There are only three factors to manage—gold, upgrades, and soldiers. During the day you visit nodes on the map to choose what to spend your gold on building. New houses and farms will earn more gold, while walls, watchtowers, and barracks will improve your defenses. It seem simple at first, but the streamlined economics offer just enough interesting trade-offs to make you think without turning every round into a mini deathmarch of planning and number crunching.

Gif: Grizzly Games / Kotaku

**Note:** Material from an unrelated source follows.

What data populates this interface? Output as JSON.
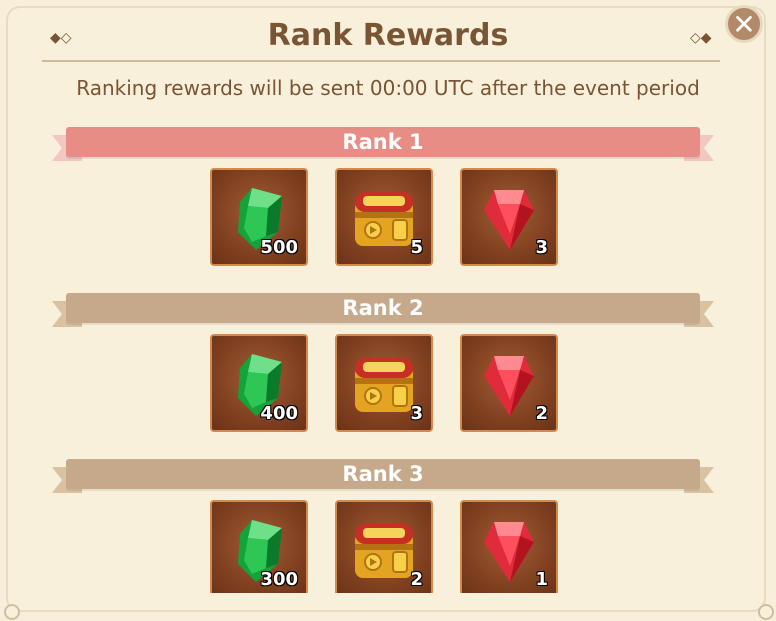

For example, you’ll want to spend most of your gold on buildings that generate revenue early on so you can start compounding your earnings. Leave yourself too defenseless, however, and you’ll get easily overrun. Barracks and archery ranges, meanwhile, let you choose which types of units to recruit. Knights are armored but slow, while pikemen are faster and have higher damage. Crossbow units are strong but short range, while ones with long bows can hit enemies that are farther away. Once you select which route to go, you’re locked in, making it important to plan for the future without getting bogged down in tons of possibilities.

At night, you face off against mobs made up of all different unit types coming from multiple directions. Your armies will target whatever’s closest or you can marshall them around in small groups by walking up to them, clicking, and then having them follow you somewhere else. Your commander will also attack, take damage, and buff nearby units if certain upgrades are unlocked. That’s the extent of your moment-to-moment impact during fights, and it provides a nice balance between the micro-management of a full-blown real time strategy game and the completely hands-off approach of some city builders.

The nicest thing about Thronefall is its upkeep. Units are slowly replenished for free as they die, and buildings that are destroyed automatically get resurrected at full health the next day. The only penalty is that they won’t generate more money for you if they were destroyed the round prior. Otherwise there’s no real negative consequence for getting completely steamrolled as long as you keep your central castle intact. In addition to cutting out a ton of tedium, it also reduces the anxiety and frustration associated with wasting resources. Thronefall focuses more on rewarding you for making smart decisions rather than punishing you for the bad ones.

Gif: Grizzly Games / Kotaku

“Getting older and caught in the usual swamp of work and responsibilities, we realized we don’t have the 100 hours to sink into the next super-complex game anymore,” Grizzly Games’ Paul Schnepf told Game Developer in an interview. “We felt there was a need for wholesome and deep, but also less time-consuming, experiences.”


I’ve enjoyed how breezy the game is, but I can definitely see the difficulty and complexity ramping up a bit further in. As you play you unlock additional perks that you can choose between at the start of each map, like whether to arm your commander with a spear or bow, or whether to increase your money generation or get bonus health for your castle. There’s also a set of mutators you can mess around with to increase the challenge and in turn raise your high score. I’m sure I’ll get there, but in the meantime it’s the little things I’m enjoying about Thronefall, like the super-satisfying clink of all the gold filling my coffer each morning.